The biceps brachii is a two-headed muscle that originates on the scapula and inserts onto the radius of your forearm. It’s responsible for flexing the elbow joint, as well as rotating it toward your body. Additionally, it helps you bring your arm across your body toward your chest (abduction).
The biceps brachii is also responsible for flexing and rotating your shoulder joint so that you can raise it when you’re sitting or lying down.
Triceps brachii (long head)
Insertion: lateral and posterior surfaces of humerus
Action: extension, adduction, flexion of the forearm at the elbow joint, stabilization of the elbow joint during pushing movements.
Location: posterior aspect of upper arm; below biceps brachii muscle; above latissimus dorsi muscle.
How it works: Triceps is a strong extensor of the arm that also contributes to flexion when working with biceps. It’s used in all types of push-ups and pull-ups (handstands, bar dips).
Triceps brachii (lateral head)
The lateral head of the triceps brachii, also known as the long head, is the largest of the three heads. It crosses over the shoulder joint and extends into a tendon that inserts onto your forearm bones. When this muscle contracts, it straightens your arm.
The medial head of triceps brachii is smaller than both other heads and originates on your scapula (shoulder blade).
It’s responsible for flexing and adducting (bring closer together) your upper arm during arm movements such as when throwing a ball or doing pushups.
Triceps brachii (medial head)
The medial head of the triceps brachii is a three-headed muscle that originates from the back of the humerus, from the infraglenoid tubercle, and from the posterior surface of the ulna.

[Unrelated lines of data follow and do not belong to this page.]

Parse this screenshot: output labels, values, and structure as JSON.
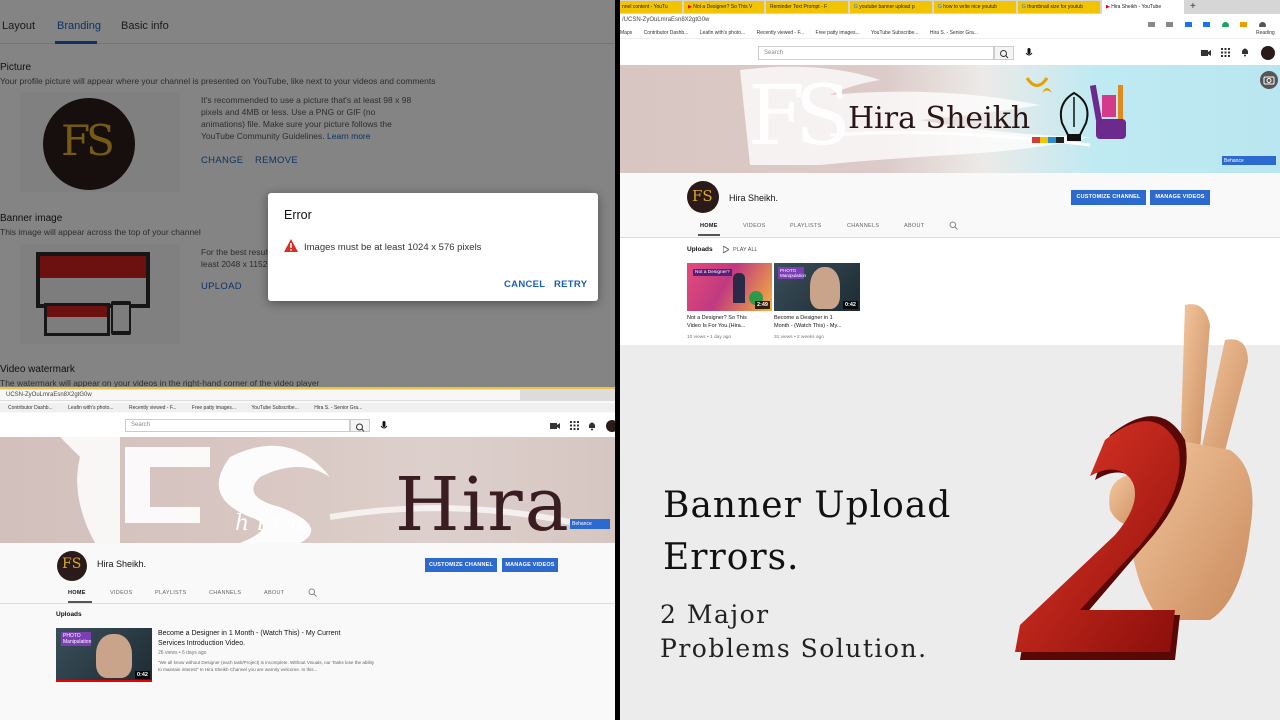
{
  "studio": {
    "tabs": [
      "Layout",
      "Branding",
      "Basic info"
    ],
    "picture": {
      "heading": "Picture",
      "subtitle": "Your profile picture will appear where your channel is presented on YouTube, like next to your videos and comments",
      "desc_line1": "It's recommended to use a picture that's at least 98 x 98",
      "desc_line2": "pixels and 4MB or less. Use a PNG or GIF (no",
      "desc_line3": "animations) file. Make sure your picture follows the",
      "desc_line4": "YouTube Community Guidelines.",
      "learn_more": "Learn more",
      "change": "CHANGE",
      "remove": "REMOVE"
    },
    "banner": {
      "heading": "Banner image",
      "subtitle": "This image will appear across the top of your channel",
      "desc_line1": "For the best results",
      "desc_line2": "least 2048 x 1152",
      "upload": "UPLOAD"
    },
    "watermark": {
      "heading": "Video watermark",
      "subtitle": "The watermark will appear on your videos in the right-hand corner of the video player"
    },
    "error": {
      "title": "Error",
      "message": "Images must be at least 1024 x 576 pixels",
      "cancel": "CANCEL",
      "retry": "RETRY"
    }
  },
  "browser_right": {
    "tabs": [
      "nnel content - YouTu",
      "Not a Designer? So This V",
      "Reminder Text Prompt - F",
      "youtube banner upload p",
      "how to write nice youtub",
      "thumbnail size for youtub",
      "Hira Sheikh - YouTube"
    ],
    "new_tab": "+",
    "address": "/UCSN-ZyOuLmraEsn8X2gtG0w",
    "bookmarks": [
      "Maps",
      "Contributor Dashb...",
      "Leafin with's photo...",
      "Recently viewed - F...",
      "Free patty images...",
      "YouTube Subscribe...",
      "Hira S. - Senior Gra..."
    ],
    "reading": "Reading"
  },
  "browser_left": {
    "address": "UCSN-ZyOuLmraEsn8X2gtG0w",
    "bookmarks": [
      "Contributor Dashb...",
      "Leafin with's photo...",
      "Recently viewed - F...",
      "Free patty images...",
      "YouTube Subscribe...",
      "Hira S. - Senior Gra..."
    ]
  },
  "channel": {
    "search_placeholder": "Search",
    "name": "Hira Sheikh.",
    "banner_name": "Hira Sheikh",
    "banner_name_zoomed": "Hira",
    "banner_script": "hira",
    "behance": "Behance",
    "customize": "CUSTOMIZE CHANNEL",
    "manage": "MANAGE VIDEOS",
    "nav": [
      "HOME",
      "VIDEOS",
      "PLAYLISTS",
      "CHANNELS",
      "ABOUT"
    ],
    "uploads_label": "Uploads",
    "play_all": "PLAY ALL",
    "videos": [
      {
        "title_l1": "Not a Designer? So This",
        "title_l2": "Video Is For You.(Hira...",
        "meta": "10 views • 1 day ago",
        "duration": "2:49"
      },
      {
        "title_l1": "Become a Designer in 1",
        "title_l2": "Month - (Watch This) - My...",
        "meta": "31 views • 2 weeks ago",
        "duration": "0:42"
      }
    ],
    "list_video": {
      "title_l1": "Become a Designer in 1 Month - (Watch This) - My Current",
      "title_l2": "Services Introduction Video.",
      "meta": "26 views • 6 days ago",
      "desc_l1": "\"We all know without Designer (each task/Project) is incomplete. Without Visuals, our Tasks lose the ability",
      "desc_l2": "to maintain interest\" In Hira Sheikh Channel you are warmly welcome. In this...",
      "duration": "0:42"
    },
    "thumb_label_1": "Not a Designer?",
    "thumb_label_2": "PHOTO Manipulation"
  },
  "overlay": {
    "title_line1": "Banner Upload",
    "title_line2": "Errors.",
    "subtitle_line1": "2 Major",
    "subtitle_line2": "Problems Solution.",
    "big_number": "2"
  },
  "colors": {
    "accent_blue": "#2d6ad0",
    "link_blue": "#1a5fb4",
    "error_red": "#d93025",
    "number_red": "#c8201a"
  }
}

It inserts onto both bones of your forearm (ulna and radius) at a common tendon. This allows it to extend your elbow joint.

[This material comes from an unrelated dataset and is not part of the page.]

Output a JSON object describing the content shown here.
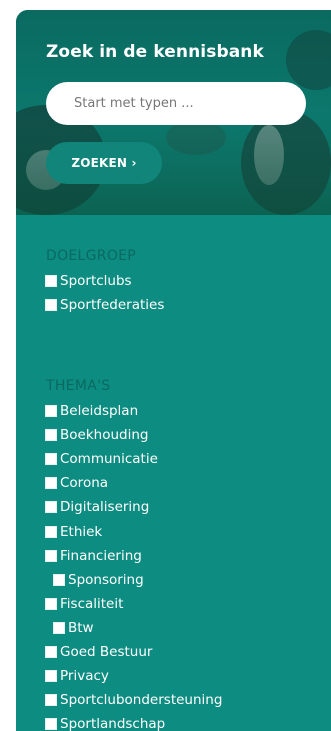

You now know all about the muscles of the shoulders and arms. This should give you an idea of how complex these areas are, but it’s also important to remember that it’s not just about individual muscles – they work together to form important movements like lifting your arm or reaching for something far away. Hopefully, this information will help you better understand your body and what goes on inside when performing various exercises or tasks!

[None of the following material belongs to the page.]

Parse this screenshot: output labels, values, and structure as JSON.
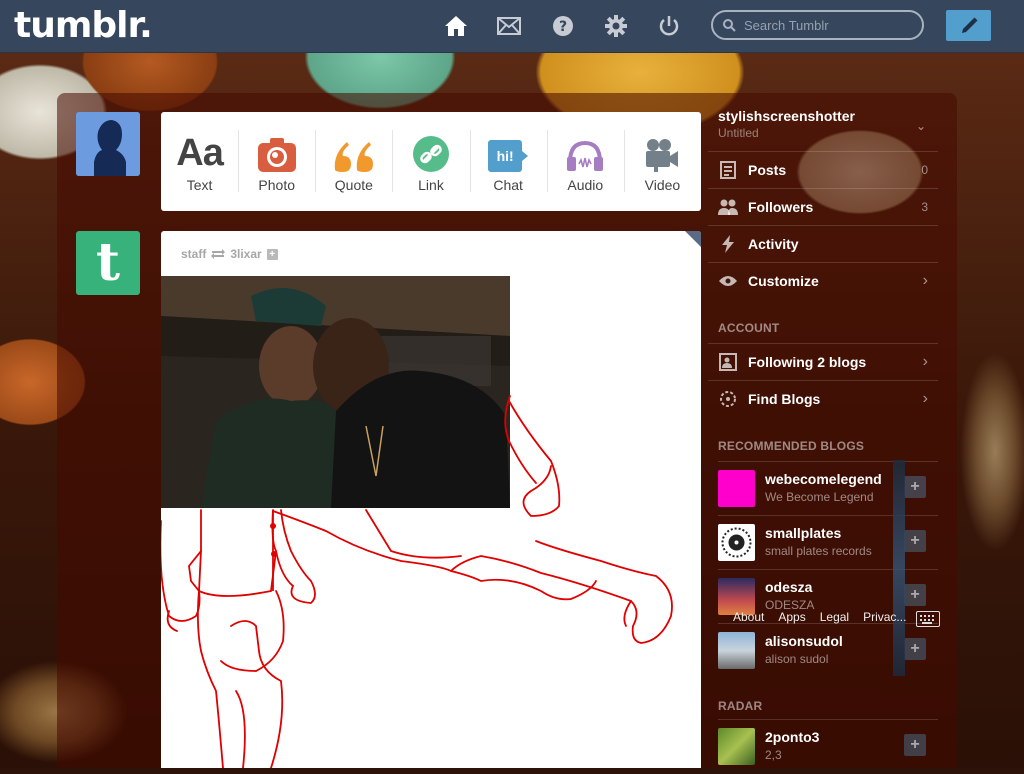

There you have it – a quick look at the benefits of the strict press. As we’ve seen, the strict press is one of those exercises that has just about everything going for it. Not only will it make you strong, but it can also help you build muscle in your upper body and core. It’s also great for improving shoulder health, as well as developing an incredible physique. And if all that weren’t enough, there are many other benefits besides!